Ashleigh said...

Funny, I just reviewed this book myself about three hours ago! We felt very differently about it (I didn't like it very much and really only read it for research purposes), but you get across why you liked it so well. Great review, John!

(Lucky you, getting books from the publicist/publisher. My review requests get ignored because my blog is still considered too small. Maybe I'll get there one day. And please ignore this entire aside. I do this sometimes.)

booktasty said...

Haha I like your comments about the cover. I saw it and thought, "Whoa that has got to be uncomfortable!!" :)

Katie said...

Great review.
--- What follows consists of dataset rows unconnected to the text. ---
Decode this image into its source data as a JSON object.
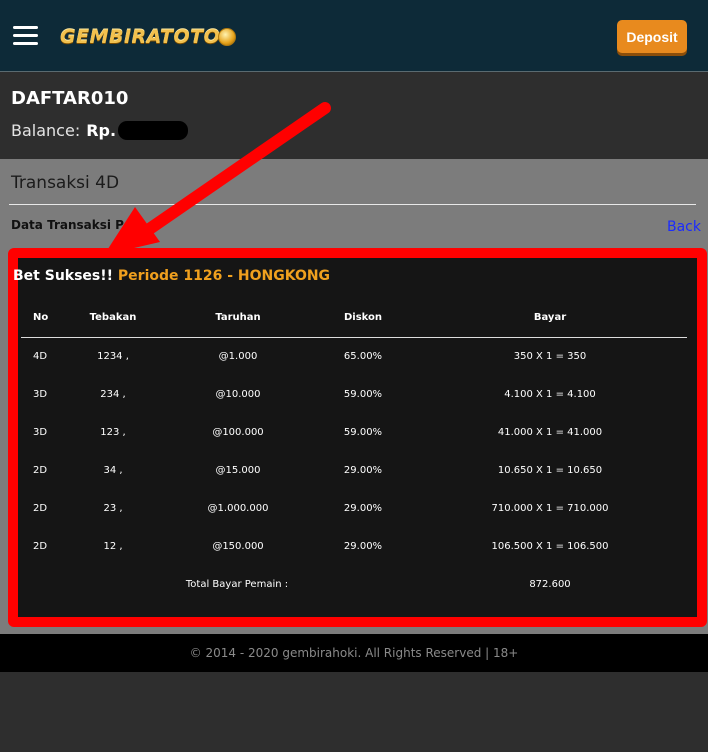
{
  "header": {
    "logo_text": "GEMBIRATOTO",
    "deposit_label": "Deposit",
    "menu_icon": "hamburger-menu-icon"
  },
  "account": {
    "username": "DAFTAR010",
    "balance_label": "Balance:",
    "balance_currency": "Rp."
  },
  "panel": {
    "title": "Transaksi 4D",
    "data_label": "Data Transaksi Pem",
    "back_label": "Back"
  },
  "bet": {
    "success": "Bet Sukses!!",
    "period": "Periode 1126 - HONGKONG",
    "columns": [
      "No",
      "Tebakan",
      "Taruhan",
      "Diskon",
      "Bayar"
    ],
    "rows": [
      {
        "no": "4D",
        "tebakan": "1234 ,",
        "taruhan": "@1.000",
        "diskon": "65.00%",
        "bayar": "350 X 1 = 350"
      },
      {
        "no": "3D",
        "tebakan": "234 ,",
        "taruhan": "@10.000",
        "diskon": "59.00%",
        "bayar": "4.100 X 1 = 4.100"
      },
      {
        "no": "3D",
        "tebakan": "123 ,",
        "taruhan": "@100.000",
        "diskon": "59.00%",
        "bayar": "41.000 X 1 = 41.000"
      },
      {
        "no": "2D",
        "tebakan": "34 ,",
        "taruhan": "@15.000",
        "diskon": "29.00%",
        "bayar": "10.650 X 1 = 10.650"
      },
      {
        "no": "2D",
        "tebakan": "23 ,",
        "taruhan": "@1.000.000",
        "diskon": "29.00%",
        "bayar": "710.000 X 1 = 710.000"
      },
      {
        "no": "2D",
        "tebakan": "12 ,",
        "taruhan": "@150.000",
        "diskon": "29.00%",
        "bayar": "106.500 X 1 = 106.500"
      }
    ],
    "total_label": "Total Bayar Pemain :",
    "total_value": "872.600"
  },
  "footer": {
    "text": "© 2014 - 2020 gembirahoki. All Rights Reserved | 18+"
  },
  "colors": {
    "topbar": "#0d2a38",
    "deposit": "#e88a1e",
    "highlight": "#ff0000",
    "period": "#f0a01e",
    "back_link": "#1b2bff"
  }
}
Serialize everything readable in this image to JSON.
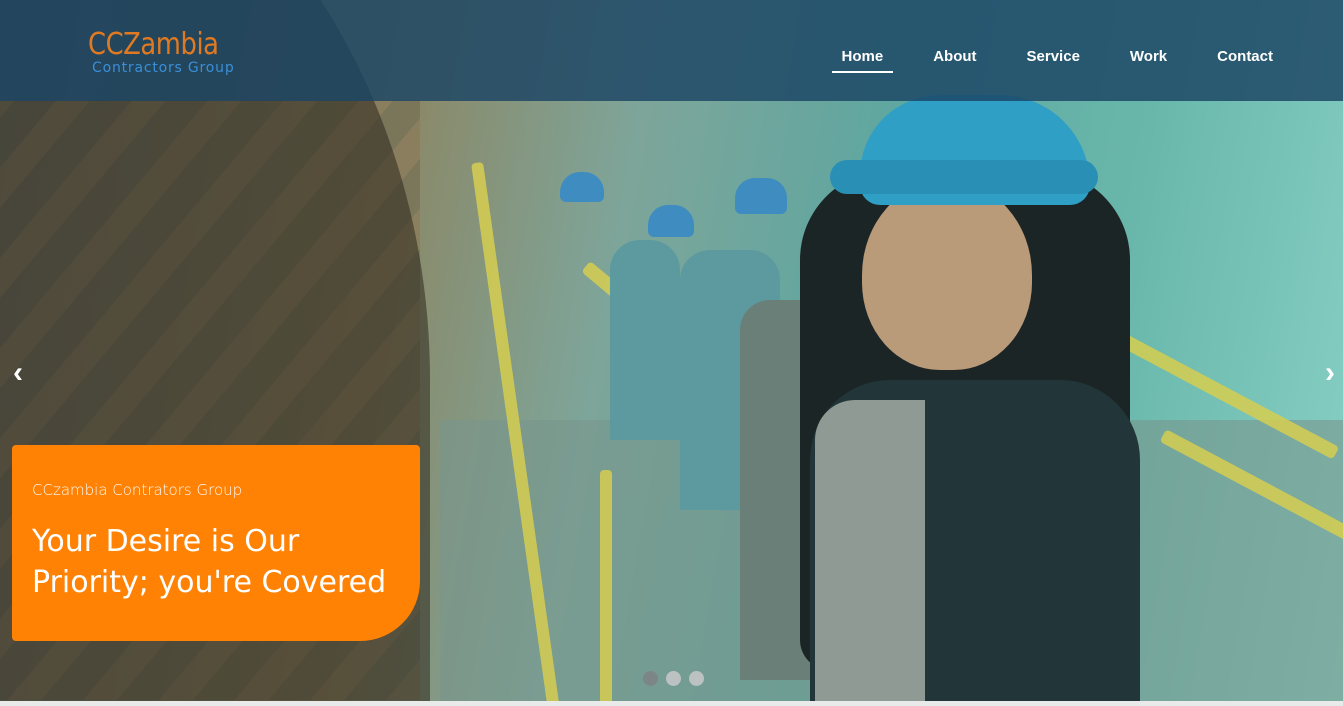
{
  "brand": {
    "name": "CCZambia",
    "tagline": "Contractors Group",
    "name_color": "#e07a22",
    "tagline_color": "#3a8fd8"
  },
  "nav": {
    "items": [
      {
        "label": "Home",
        "active": true
      },
      {
        "label": "About"
      },
      {
        "label": "Service"
      },
      {
        "label": "Work"
      },
      {
        "label": "Contact"
      }
    ]
  },
  "slider": {
    "prev_icon": "chevron-left-icon",
    "next_icon": "chevron-right-icon",
    "prev_glyph": "‹",
    "next_glyph": "›",
    "caption": {
      "subtitle": "CCzambia Contrators Group",
      "title": "Your Desire is Our Priority; you're Covered",
      "background": "#ff8205"
    },
    "slide_count": 3,
    "active_slide": 1
  }
}
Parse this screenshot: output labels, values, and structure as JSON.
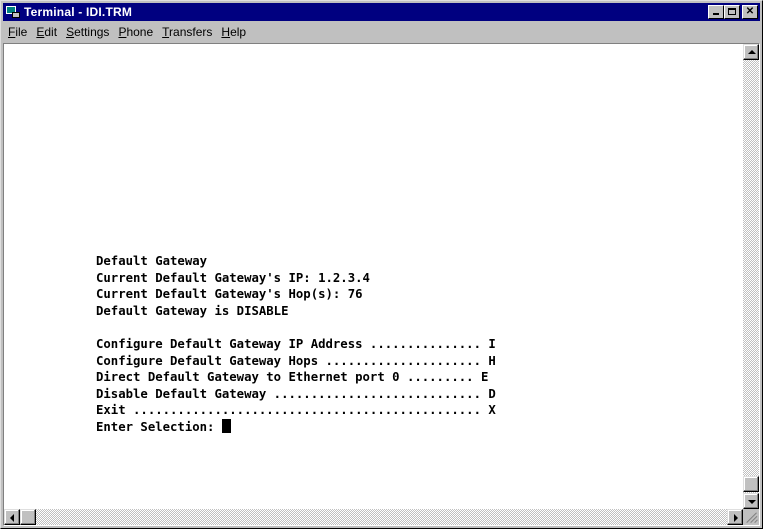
{
  "window": {
    "title": "Terminal - IDI.TRM",
    "icon": "terminal-app-icon",
    "controls": [
      "minimize",
      "maximize",
      "close"
    ]
  },
  "menu": [
    {
      "label": "File",
      "accel": "F",
      "rest": "ile"
    },
    {
      "label": "Edit",
      "accel": "E",
      "rest": "dit"
    },
    {
      "label": "Settings",
      "accel": "S",
      "rest": "ettings"
    },
    {
      "label": "Phone",
      "accel": "P",
      "rest": "hone"
    },
    {
      "label": "Transfers",
      "accel": "T",
      "rest": "ransfers"
    },
    {
      "label": "Help",
      "accel": "H",
      "rest": "elp"
    }
  ],
  "terminal": {
    "header": "Default Gateway",
    "current_ip": "Current Default Gateway's IP: 1.2.3.4",
    "current_hops": "Current Default Gateway's Hop(s): 76",
    "status": "Default Gateway is DISABLE",
    "options": [
      "Configure Default Gateway IP Address ............... I",
      "Configure Default Gateway Hops ..................... H",
      "Direct Default Gateway to Ethernet port 0 ......... E",
      "Disable Default Gateway ............................ D",
      "Exit ............................................... X"
    ],
    "prompt": "Enter Selection: "
  }
}
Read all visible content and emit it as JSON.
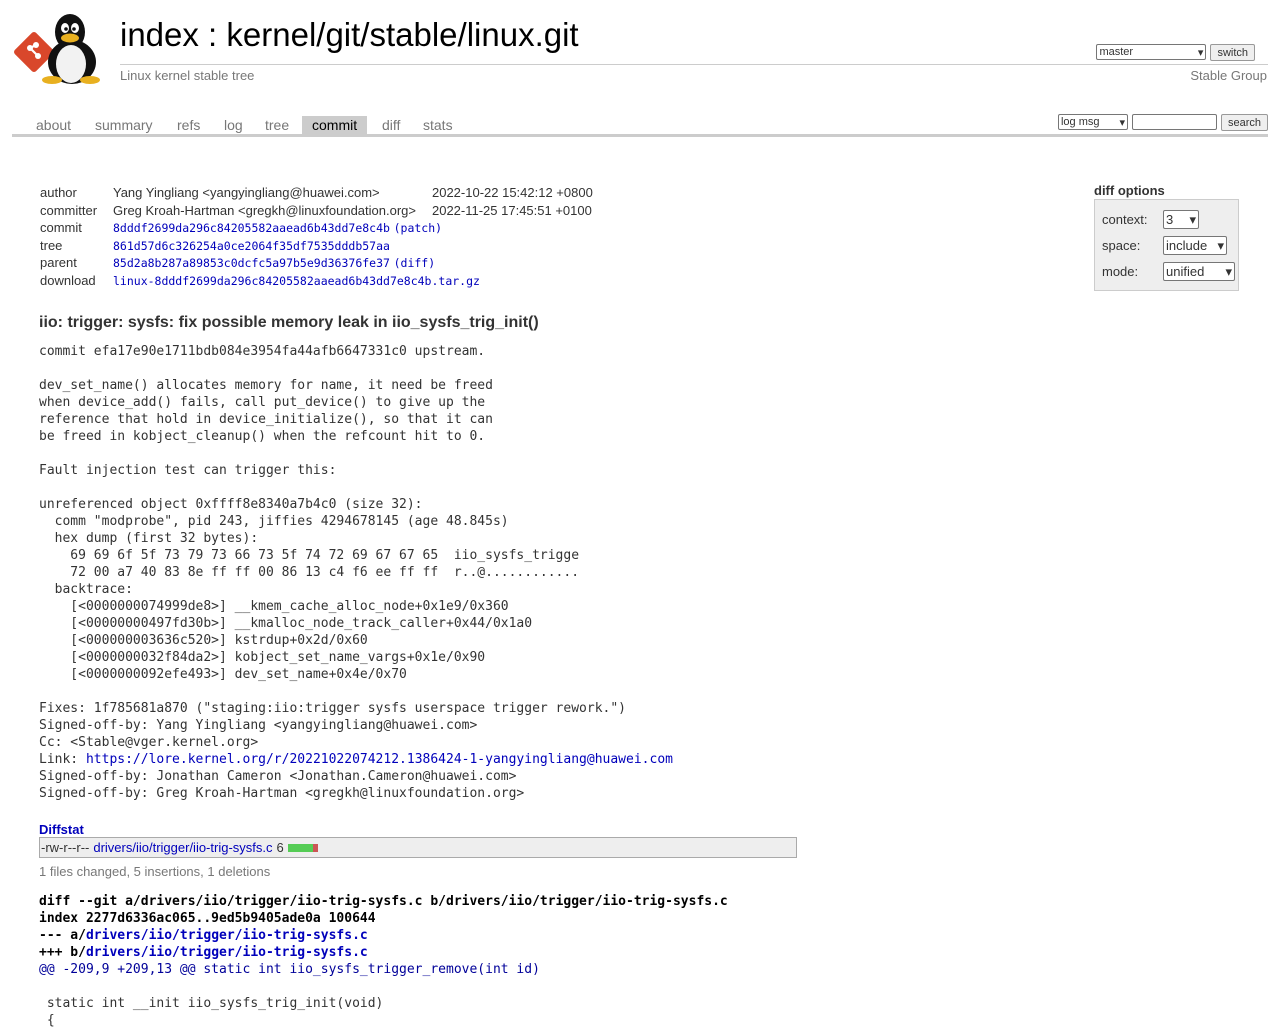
{
  "header": {
    "title": "index : kernel/git/stable/linux.git",
    "description": "Linux kernel stable tree",
    "owner": "Stable Group",
    "branch_selected": "master",
    "switch_label": "switch"
  },
  "tabs": [
    {
      "label": "about"
    },
    {
      "label": "summary"
    },
    {
      "label": "refs"
    },
    {
      "label": "log"
    },
    {
      "label": "tree"
    },
    {
      "label": "commit",
      "active": true
    },
    {
      "label": "diff"
    },
    {
      "label": "stats"
    }
  ],
  "search": {
    "scope_selected": "log msg",
    "query": "",
    "button_label": "search"
  },
  "commit_info": {
    "author_label": "author",
    "author": "Yang Yingliang <yangyingliang@huawei.com>",
    "author_date": "2022-10-22 15:42:12 +0800",
    "committer_label": "committer",
    "committer": "Greg Kroah-Hartman <gregkh@linuxfoundation.org>",
    "committer_date": "2022-11-25 17:45:51 +0100",
    "commit_label": "commit",
    "commit_hash": "8dddf2699da296c84205582aaead6b43dd7e8c4b",
    "commit_extra": "patch",
    "tree_label": "tree",
    "tree_hash": "861d57d6c326254a0ce2064f35df7535dddb57aa",
    "parent_label": "parent",
    "parent_hash": "85d2a8b287a89853c0dcfc5a97b5e9d36376fe37",
    "parent_extra": "diff",
    "download_label": "download",
    "download_file": "linux-8dddf2699da296c84205582aaead6b43dd7e8c4b.tar.gz"
  },
  "diff_options": {
    "title": "diff options",
    "context_label": "context:",
    "context_value": "3",
    "space_label": "space:",
    "space_value": "include",
    "mode_label": "mode:",
    "mode_value": "unified"
  },
  "subject": "iio: trigger: sysfs: fix possible memory leak in iio_sysfs_trig_init()",
  "message_lines": [
    "commit efa17e90e1711bdb084e3954fa44afb6647331c0 upstream.",
    "",
    "dev_set_name() allocates memory for name, it need be freed",
    "when device_add() fails, call put_device() to give up the",
    "reference that hold in device_initialize(), so that it can",
    "be freed in kobject_cleanup() when the refcount hit to 0.",
    "",
    "Fault injection test can trigger this:",
    "",
    "unreferenced object 0xffff8e8340a7b4c0 (size 32):",
    "  comm \"modprobe\", pid 243, jiffies 4294678145 (age 48.845s)",
    "  hex dump (first 32 bytes):",
    "    69 69 6f 5f 73 79 73 66 73 5f 74 72 69 67 67 65  iio_sysfs_trigge",
    "    72 00 a7 40 83 8e ff ff 00 86 13 c4 f6 ee ff ff  r..@............",
    "  backtrace:",
    "    [<0000000074999de8>] __kmem_cache_alloc_node+0x1e9/0x360",
    "    [<00000000497fd30b>] __kmalloc_node_track_caller+0x44/0x1a0",
    "    [<000000003636c520>] kstrdup+0x2d/0x60",
    "    [<0000000032f84da2>] kobject_set_name_vargs+0x1e/0x90",
    "    [<0000000092efe493>] dev_set_name+0x4e/0x70",
    "",
    "Fixes: 1f785681a870 (\"staging:iio:trigger sysfs userspace trigger rework.\")",
    "Signed-off-by: Yang Yingliang <yangyingliang@huawei.com>",
    "Cc: <Stable@vger.kernel.org>"
  ],
  "message_link_prefix": "Link: ",
  "message_link": "https://lore.kernel.org/r/20221022074212.1386424-1-yangyingliang@huawei.com",
  "message_tail_lines": [
    "Signed-off-by: Jonathan Cameron <Jonathan.Cameron@huawei.com>",
    "Signed-off-by: Greg Kroah-Hartman <gregkh@linuxfoundation.org>"
  ],
  "diffstat": {
    "title": "Diffstat",
    "mode": "-rw-r--r--",
    "file": "drivers/iio/trigger/iio-trig-sysfs.c",
    "count": "6",
    "insertions": 5,
    "deletions": 1,
    "summary": "1 files changed, 5 insertions, 1 deletions",
    "add_color": "#55cc55",
    "del_color": "#cc5555"
  },
  "diff": {
    "git_line": "diff --git a/drivers/iio/trigger/iio-trig-sysfs.c b/drivers/iio/trigger/iio-trig-sysfs.c",
    "index_line": "index 2277d6336ac065..9ed5b9405ade0a 100644",
    "minus_prefix": "--- a/",
    "plus_prefix": "+++ b/",
    "file": "drivers/iio/trigger/iio-trig-sysfs.c",
    "hunk": "@@ -209,9 +209,13 @@ static int iio_sysfs_trigger_remove(int id)",
    "ctx1": "",
    "ctx2": " static int __init iio_sysfs_trig_init(void)",
    "ctx3": " {"
  },
  "colors": {
    "link": "#0000bb",
    "tab_active_bg": "#cccccc",
    "diff_hunk": "#000099"
  }
}
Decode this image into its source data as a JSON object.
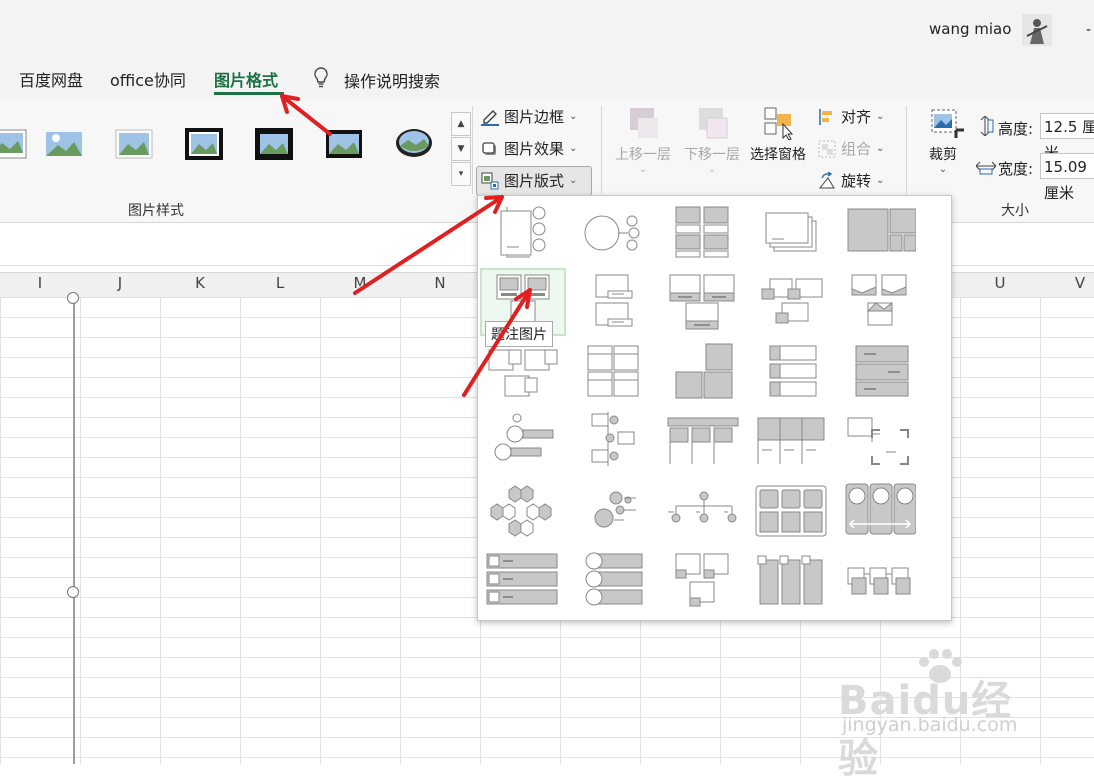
{
  "titlebar": {
    "user_name": "wang miao",
    "minimize": "-"
  },
  "tabs": [
    {
      "label": "百度网盘"
    },
    {
      "label": "office协同"
    },
    {
      "label": "图片格式"
    }
  ],
  "tell_me": {
    "label": "操作说明搜索"
  },
  "ribbon": {
    "picture_styles_group": "图片样式",
    "picture_border": "图片边框",
    "picture_effects": "图片效果",
    "picture_layout": "图片版式",
    "bring_forward": "上移一层",
    "send_backward": "下移一层",
    "selection_pane": "选择窗格",
    "align": "对齐",
    "group": "组合",
    "rotate": "旋转",
    "crop": "裁剪",
    "size_group": "大小",
    "height_label": "高度:",
    "height_value": "12.5 厘米",
    "width_label": "宽度:",
    "width_value": "15.09 厘米"
  },
  "columns": [
    "I",
    "J",
    "K",
    "L",
    "M",
    "N",
    "U",
    "V"
  ],
  "dropdown": {
    "tooltip": "题注图片"
  },
  "watermark": {
    "logo": "Baidu经验",
    "url": "jingyan.baidu.com"
  },
  "colors": {
    "accent": "#1e7145",
    "arrow": "#e02020",
    "layout_fill": "#bdbdbd",
    "layout_stroke": "#7a7a7a"
  }
}
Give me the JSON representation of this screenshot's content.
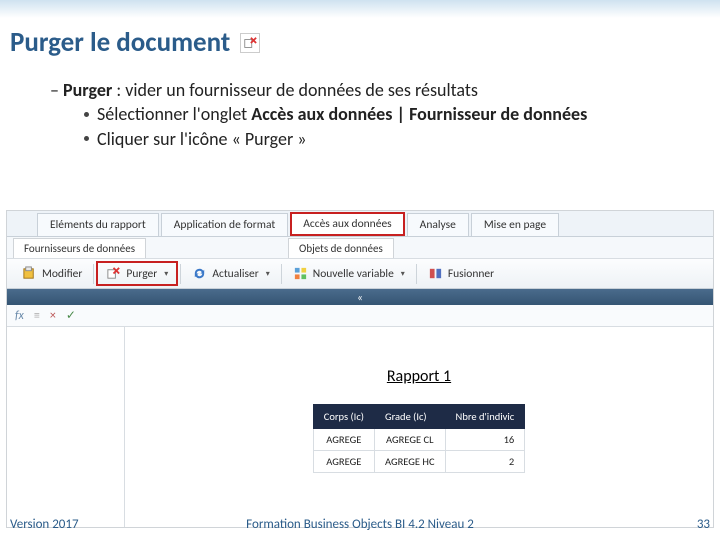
{
  "slide": {
    "title": "Purger le document",
    "line1_prefix": "– ",
    "line1_bold": "Purger",
    "line1_rest": " : vider un fournisseur de données de ses résultats",
    "sub1_a": "Sélectionner l'onglet ",
    "sub1_b": "Accès aux données | Fournisseur de données",
    "sub2": "Cliquer sur l'icône « Purger »"
  },
  "tabs": {
    "t1": "Eléments du rapport",
    "t2": "Application de format",
    "t3": "Accès aux données",
    "t4": "Analyse",
    "t5": "Mise en page"
  },
  "subtabs": {
    "s1": "Fournisseurs de données",
    "s2": "Objets de données"
  },
  "toolbar": {
    "modifier": "Modifier",
    "purger": "Purger",
    "actualiser": "Actualiser",
    "nouvelle_var": "Nouvelle variable",
    "fusionner": "Fusionner"
  },
  "fx": {
    "label": "fx",
    "x": "×",
    "check": "✓"
  },
  "report": {
    "title": "Rapport 1",
    "headers": {
      "c1": "Corps (Ic)",
      "c2": "Grade (Ic)",
      "c3": "Nbre d'indivic"
    },
    "rows": [
      {
        "c1": "AGREGE",
        "c2": "AGREGE CL",
        "c3": "16"
      },
      {
        "c1": "AGREGE",
        "c2": "AGREGE HC",
        "c3": "2"
      }
    ]
  },
  "footer": {
    "version": "Version 2017",
    "center": "Formation Business Objects BI 4.2 Niveau 2",
    "page": "33"
  }
}
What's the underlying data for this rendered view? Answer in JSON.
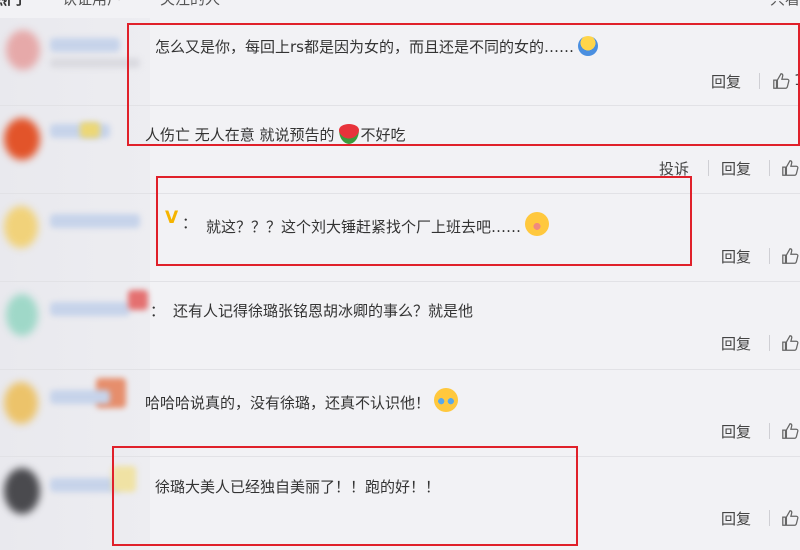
{
  "tabs": {
    "hot": "热门",
    "verified": "认证用户",
    "following": "关注的人",
    "right": "只看"
  },
  "comments": [
    {
      "prefix": "",
      "text": "怎么又是你，每回上rs都是因为女的，而且还是不同的女的……",
      "emoji": "person-emoji",
      "reply": "回复",
      "like_count": "1"
    },
    {
      "prefix": "",
      "text": "人伤亡 无人在意 就说预告的",
      "emoji": "watermelon-emoji",
      "text_after": "不好吃",
      "report": "投诉",
      "reply": "回复"
    },
    {
      "prefix": "：",
      "text": "就这？？？这个刘大锤赶紧找个厂上班去吧……",
      "emoji": "crying-face-emoji",
      "reply": "回复"
    },
    {
      "prefix": "：",
      "text": "还有人记得徐璐张铭恩胡冰卿的事么？就是他",
      "reply": "回复"
    },
    {
      "prefix": "",
      "text": "哈哈哈说真的，没有徐璐，还真不认识他！",
      "emoji": "laughing-crying-emoji",
      "reply": "回复"
    },
    {
      "prefix": "",
      "text": "徐璐大美人已经独自美丽了！！跑的好！！",
      "reply": "回复"
    }
  ],
  "colors": {
    "highlight": "#e0202a",
    "verified": "#f5b400"
  }
}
I honestly didn't think I was going to read this one but after reading your review I think I will have to check it out. =)